- [RECORD EXCERPTS]
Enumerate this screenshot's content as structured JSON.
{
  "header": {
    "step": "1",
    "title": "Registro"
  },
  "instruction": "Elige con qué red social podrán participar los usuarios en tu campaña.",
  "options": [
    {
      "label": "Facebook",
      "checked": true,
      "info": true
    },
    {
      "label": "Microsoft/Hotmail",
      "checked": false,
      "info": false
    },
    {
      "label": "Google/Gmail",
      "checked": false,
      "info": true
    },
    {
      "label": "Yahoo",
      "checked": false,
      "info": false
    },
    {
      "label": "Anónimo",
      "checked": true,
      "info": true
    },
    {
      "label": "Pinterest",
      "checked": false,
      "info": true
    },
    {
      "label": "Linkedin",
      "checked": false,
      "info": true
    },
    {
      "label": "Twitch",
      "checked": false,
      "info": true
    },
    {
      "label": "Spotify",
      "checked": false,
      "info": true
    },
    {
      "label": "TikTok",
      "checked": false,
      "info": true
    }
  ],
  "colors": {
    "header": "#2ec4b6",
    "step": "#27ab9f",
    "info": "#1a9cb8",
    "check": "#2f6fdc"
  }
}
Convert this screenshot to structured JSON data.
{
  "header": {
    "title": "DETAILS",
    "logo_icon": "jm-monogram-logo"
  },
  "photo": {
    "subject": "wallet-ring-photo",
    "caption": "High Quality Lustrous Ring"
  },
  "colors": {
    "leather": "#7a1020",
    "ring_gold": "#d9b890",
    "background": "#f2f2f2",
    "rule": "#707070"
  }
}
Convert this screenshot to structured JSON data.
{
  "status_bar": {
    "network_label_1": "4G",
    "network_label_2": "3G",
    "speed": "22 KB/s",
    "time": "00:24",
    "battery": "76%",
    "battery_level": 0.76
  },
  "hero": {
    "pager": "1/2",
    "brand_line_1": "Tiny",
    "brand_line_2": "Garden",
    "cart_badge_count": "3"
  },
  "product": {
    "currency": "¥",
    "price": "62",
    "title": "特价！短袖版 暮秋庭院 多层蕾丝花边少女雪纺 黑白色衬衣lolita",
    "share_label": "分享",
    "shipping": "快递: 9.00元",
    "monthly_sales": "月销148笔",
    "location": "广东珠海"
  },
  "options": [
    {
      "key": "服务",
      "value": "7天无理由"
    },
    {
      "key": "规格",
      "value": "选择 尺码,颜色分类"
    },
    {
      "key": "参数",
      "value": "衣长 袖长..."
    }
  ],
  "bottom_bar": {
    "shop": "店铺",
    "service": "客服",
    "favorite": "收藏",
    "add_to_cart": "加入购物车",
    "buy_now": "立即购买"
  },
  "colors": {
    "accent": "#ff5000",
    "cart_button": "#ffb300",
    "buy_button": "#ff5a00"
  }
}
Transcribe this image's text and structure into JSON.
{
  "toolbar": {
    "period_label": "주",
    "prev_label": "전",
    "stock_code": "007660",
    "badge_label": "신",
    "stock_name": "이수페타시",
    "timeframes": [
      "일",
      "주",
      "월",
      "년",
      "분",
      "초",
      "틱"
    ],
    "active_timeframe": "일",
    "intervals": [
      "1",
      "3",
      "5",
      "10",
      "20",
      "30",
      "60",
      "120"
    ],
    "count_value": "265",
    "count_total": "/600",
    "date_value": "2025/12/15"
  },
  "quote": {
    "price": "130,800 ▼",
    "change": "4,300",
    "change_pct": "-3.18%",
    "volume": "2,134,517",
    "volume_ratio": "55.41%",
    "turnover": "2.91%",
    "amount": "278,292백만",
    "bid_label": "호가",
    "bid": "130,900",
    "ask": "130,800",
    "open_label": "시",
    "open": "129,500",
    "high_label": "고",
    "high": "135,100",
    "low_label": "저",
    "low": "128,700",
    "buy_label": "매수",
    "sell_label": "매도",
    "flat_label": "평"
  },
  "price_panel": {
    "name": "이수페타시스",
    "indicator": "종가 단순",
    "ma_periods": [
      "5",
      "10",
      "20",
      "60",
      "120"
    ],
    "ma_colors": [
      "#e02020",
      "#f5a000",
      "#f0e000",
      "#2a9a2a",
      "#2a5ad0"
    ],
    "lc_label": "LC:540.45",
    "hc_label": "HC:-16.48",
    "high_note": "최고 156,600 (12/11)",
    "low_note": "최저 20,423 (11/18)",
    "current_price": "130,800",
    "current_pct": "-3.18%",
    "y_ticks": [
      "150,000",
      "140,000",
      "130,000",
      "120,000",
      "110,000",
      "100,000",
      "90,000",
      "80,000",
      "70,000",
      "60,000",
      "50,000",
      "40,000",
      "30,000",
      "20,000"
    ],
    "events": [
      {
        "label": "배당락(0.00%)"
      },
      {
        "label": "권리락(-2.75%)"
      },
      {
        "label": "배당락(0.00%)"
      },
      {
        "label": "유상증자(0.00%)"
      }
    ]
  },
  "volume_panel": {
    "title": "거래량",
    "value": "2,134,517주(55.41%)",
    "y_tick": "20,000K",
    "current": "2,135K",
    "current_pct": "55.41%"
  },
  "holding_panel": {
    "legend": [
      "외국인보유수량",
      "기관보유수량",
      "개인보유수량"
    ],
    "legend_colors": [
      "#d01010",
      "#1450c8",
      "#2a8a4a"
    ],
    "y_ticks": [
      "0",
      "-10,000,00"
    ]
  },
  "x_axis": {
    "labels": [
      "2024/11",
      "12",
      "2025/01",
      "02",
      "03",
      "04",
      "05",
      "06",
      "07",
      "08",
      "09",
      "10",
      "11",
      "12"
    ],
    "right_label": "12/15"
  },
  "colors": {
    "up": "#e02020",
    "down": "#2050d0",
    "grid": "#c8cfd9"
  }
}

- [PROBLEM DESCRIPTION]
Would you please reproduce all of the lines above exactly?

- [TASK ANSWER]
Enumerate this screenshot's content as structured JSON.
{
  "header": {
    "step": "1",
    "title": "Registro"
  },
  "instruction": "Elige con qué red social podrán participar los usuarios en tu campaña.",
  "options": [
    {
      "label": "Facebook",
      "checked": true,
      "info": true
    },
    {
      "label": "Microsoft/Hotmail",
      "checked": false,
      "info": false
    },
    {
      "label": "Google/Gmail",
      "checked": false,
      "info": true
    },
    {
      "label": "Yahoo",
      "checked": false,
      "info": false
    },
    {
      "label": "Anónimo",
      "checked": true,
      "info": true
    },
    {
      "label": "Pinterest",
      "checked": false,
      "info": true
    },
    {
      "label": "Linkedin",
      "checked": false,
      "info": true
    },
    {
      "label": "Twitch",
      "checked": false,
      "info": true
    },
    {
      "label": "Spotify",
      "checked": false,
      "info": true
    },
    {
      "label": "TikTok",
      "checked": false,
      "info": true
    }
  ],
  "colors": {
    "header": "#2ec4b6",
    "step": "#27ab9f",
    "info": "#1a9cb8",
    "check": "#2f6fdc"
  }
}
Convert this screenshot to structured JSON data.
{
  "header": {
    "title": "DETAILS",
    "logo_icon": "jm-monogram-logo"
  },
  "photo": {
    "subject": "wallet-ring-photo",
    "caption": "High Quality Lustrous Ring"
  },
  "colors": {
    "leather": "#7a1020",
    "ring_gold": "#d9b890",
    "background": "#f2f2f2",
    "rule": "#707070"
  }
}
Convert this screenshot to structured JSON data.
{
  "status_bar": {
    "network_label_1": "4G",
    "network_label_2": "3G",
    "speed": "22 KB/s",
    "time": "00:24",
    "battery": "76%",
    "battery_level": 0.76
  },
  "hero": {
    "pager": "1/2",
    "brand_line_1": "Tiny",
    "brand_line_2": "Garden",
    "cart_badge_count": "3"
  },
  "product": {
    "currency": "¥",
    "price": "62",
    "title": "特价！短袖版 暮秋庭院 多层蕾丝花边少女雪纺 黑白色衬衣lolita",
    "share_label": "分享",
    "shipping": "快递: 9.00元",
    "monthly_sales": "月销148笔",
    "location": "广东珠海"
  },
  "options": [
    {
      "key": "服务",
      "value": "7天无理由"
    },
    {
      "key": "规格",
      "value": "选择 尺码,颜色分类"
    },
    {
      "key": "参数",
      "value": "衣长 袖长..."
    }
  ],
  "bottom_bar": {
    "shop": "店铺",
    "service": "客服",
    "favorite": "收藏",
    "add_to_cart": "加入购物车",
    "buy_now": "立即购买"
  },
  "colors": {
    "accent": "#ff5000",
    "cart_button": "#ffb300",
    "buy_button": "#ff5a00"
  }
}
Transcribe this image's text and structure into JSON.
{
  "toolbar": {
    "period_label": "주",
    "prev_label": "전",
    "stock_code": "007660",
    "badge_label": "신",
    "stock_name": "이수페타시",
    "timeframes": [
      "일",
      "주",
      "월",
      "년",
      "분",
      "초",
      "틱"
    ],
    "active_timeframe": "일",
    "intervals": [
      "1",
      "3",
      "5",
      "10",
      "20",
      "30",
      "60",
      "120"
    ],
    "count_value": "265",
    "count_total": "/600",
    "date_value": "2025/12/15"
  },
  "quote": {
    "price": "130,800 ▼",
    "change": "4,300",
    "change_pct": "-3.18%",
    "volume": "2,134,517",
    "volume_ratio": "55.41%",
    "turnover": "2.91%",
    "amount": "278,292백만",
    "bid_label": "호가",
    "bid": "130,900",
    "ask": "130,800",
    "open_label": "시",
    "open": "129,500",
    "high_label": "고",
    "high": "135,100",
    "low_label": "저",
    "low": "128,700",
    "buy_label": "매수",
    "sell_label": "매도",
    "flat_label": "평"
  },
  "price_panel": {
    "name": "이수페타시스",
    "indicator": "종가 단순",
    "ma_periods": [
      "5",
      "10",
      "20",
      "60",
      "120"
    ],
    "ma_colors": [
      "#e02020",
      "#f5a000",
      "#f0e000",
      "#2a9a2a",
      "#2a5ad0"
    ],
    "lc_label": "LC:540.45",
    "hc_label": "HC:-16.48",
    "high_note": "최고 156,600 (12/11)",
    "low_note": "최저 20,423 (11/18)",
    "current_price": "130,800",
    "current_pct": "-3.18%",
    "y_ticks": [
      "150,000",
      "140,000",
      "130,000",
      "120,000",
      "110,000",
      "100,000",
      "90,000",
      "80,000",
      "70,000",
      "60,000",
      "50,000",
      "40,000",
      "30,000",
      "20,000"
    ],
    "events": [
      {
        "label": "배당락(0.00%)"
      },
      {
        "label": "권리락(-2.75%)"
      },
      {
        "label": "배당락(0.00%)"
      },
      {
        "label": "유상증자(0.00%)"
      }
    ]
  },
  "volume_panel": {
    "title": "거래량",
    "value": "2,134,517주(55.41%)",
    "y_tick": "20,000K",
    "current": "2,135K",
    "current_pct": "55.41%"
  },
  "holding_panel": {
    "legend": [
      "외국인보유수량",
      "기관보유수량",
      "개인보유수량"
    ],
    "legend_colors": [
      "#d01010",
      "#1450c8",
      "#2a8a4a"
    ],
    "y_ticks": [
      "0",
      "-10,000,00"
    ]
  },
  "x_axis": {
    "labels": [
      "2024/11",
      "12",
      "2025/01",
      "02",
      "03",
      "04",
      "05",
      "06",
      "07",
      "08",
      "09",
      "10",
      "11",
      "12"
    ],
    "right_label": "12/15"
  },
  "colors": {
    "up": "#e02020",
    "down": "#2050d0",
    "grid": "#c8cfd9"
  }
}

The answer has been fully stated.